The rabies virus can infect a number of different animals including most notably raccoons, fox, coyotes, bats, skunks and others. The pathogenesis (disease progression) differs in each. The fact that there are animals in nature with antibodies to the virus in their body indicates that some will survive the infection. Raccoon rabies is a problem on the East coast where subdivisions of homes move into more wooded areas. Contact with rabid raccoons can occur. The general rule is that if you observe a raccoon wandering around in the middle of the day, there is a chance that it is rabid and is in the latter stages of the infection. The virus is transmitted through the bite of the infected animal's saliva. The infection in the brain causes hyper salivation in many animals. A vaccine program to decrease the number of rabid raccoons has been going for the last decade in the Southeastern states. Vaccine baited meat distributed by various means is being spread in raccoon habitats in hopes of immunizing the animals against the infection. Scientists hope to see a decrease in the number of rabid raccoons in the near future.

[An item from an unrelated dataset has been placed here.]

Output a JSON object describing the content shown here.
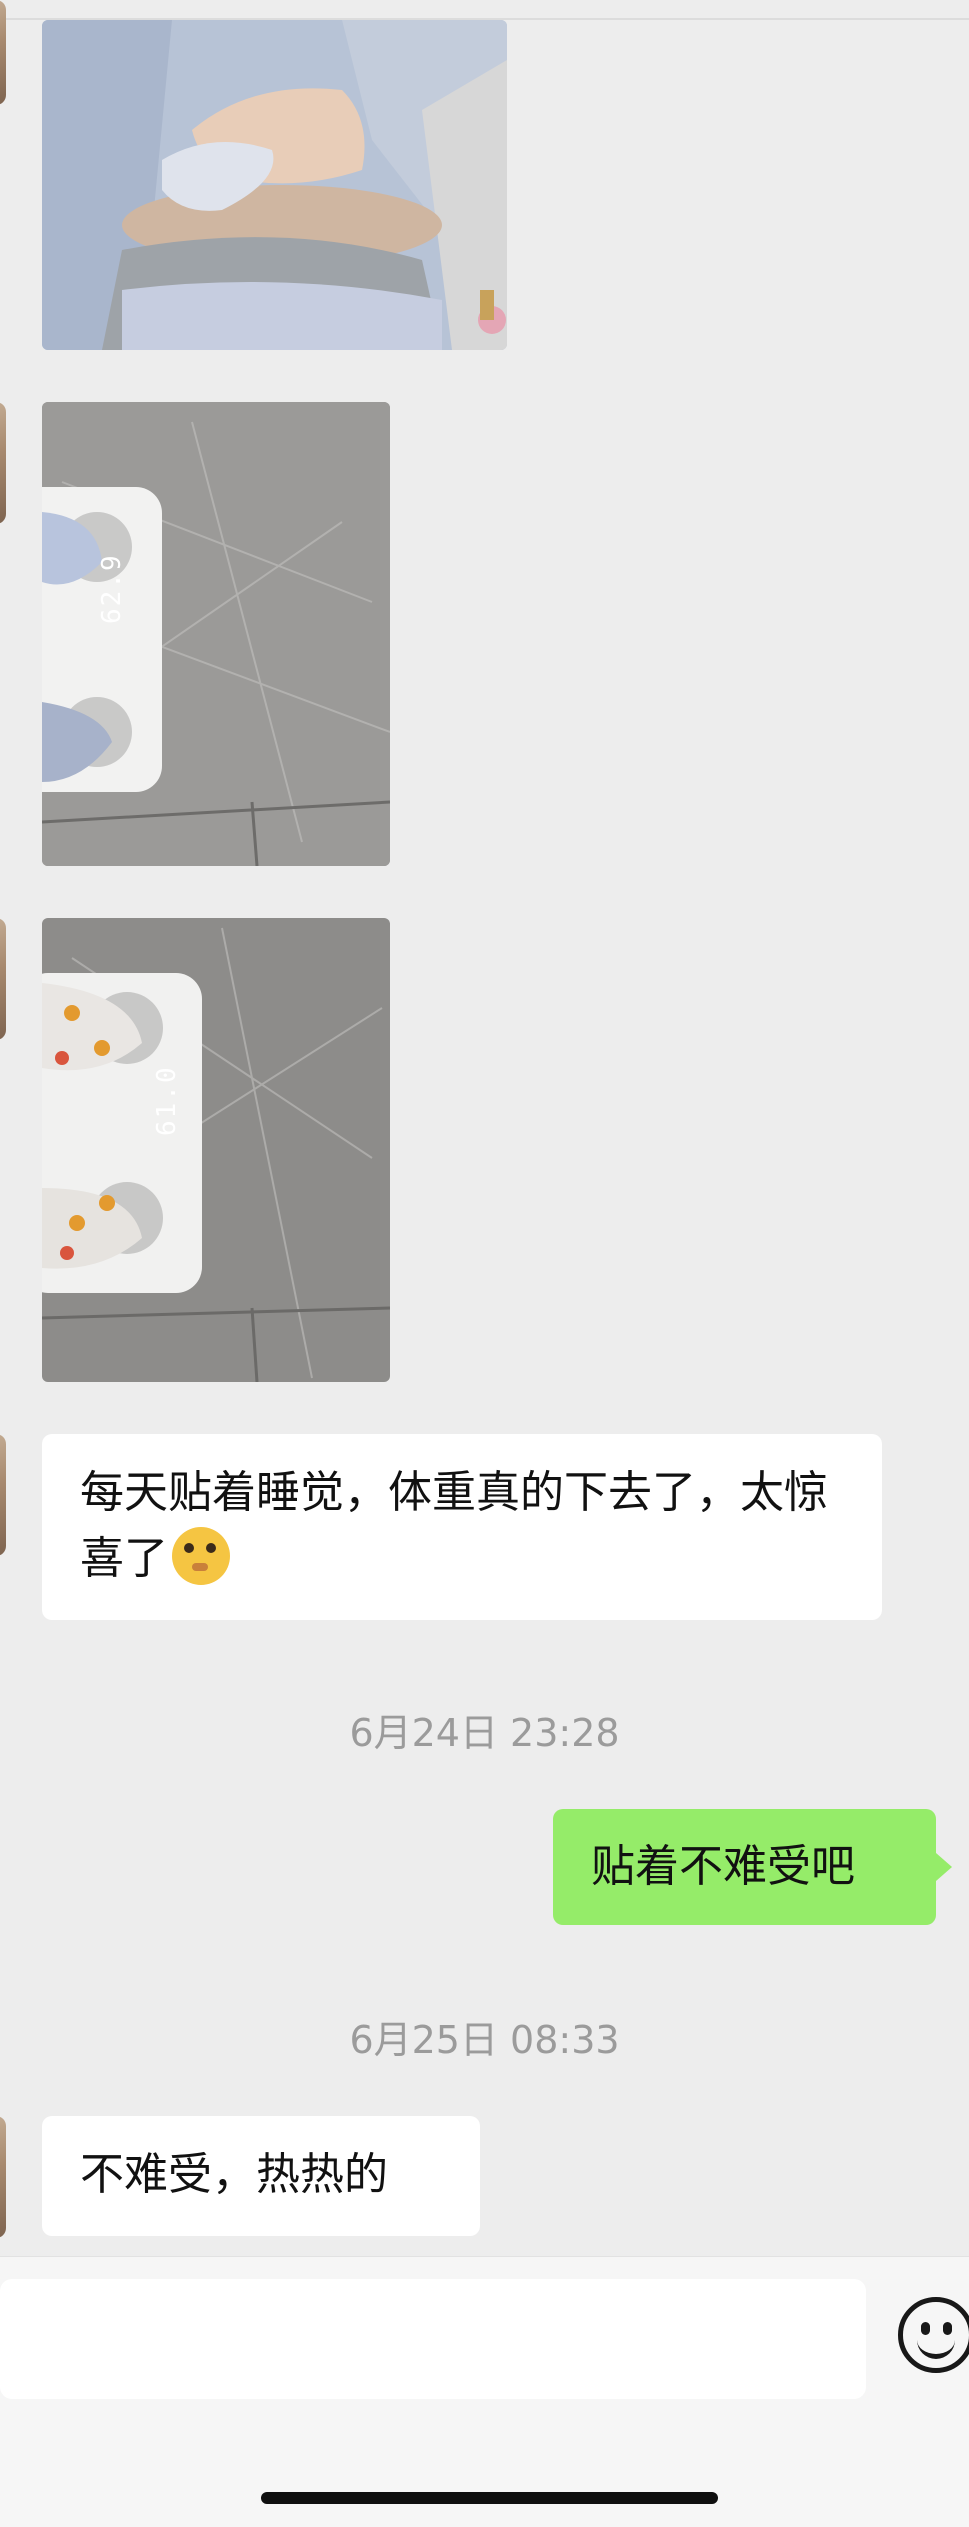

The cause of the decline in European honeybees known as Colony Collapse Disease (CCD) is unclear. Pesticides, mites, viruses and perhaps other chemicals may have contributed to the decline. In a recent article (Science 351:555, 2016), the authors focus on the host/vector relationship of the honeybee and a mite (Varroa destructor). The vector mite transmits a virus called deformed wing virus (DMV) to the honeybee that has been clearly linked to colony collapse. Factors driving CCD that have lead to a reemergence of DMV are thought to include human managed movement of bees, adaptation of this mite to a new host and change in the virus lethality. Future studies will need to continue to focus on how viruses spread to new hosts and adapt to new environments in light of the importance of the honeybee in pollination of agricultural crops.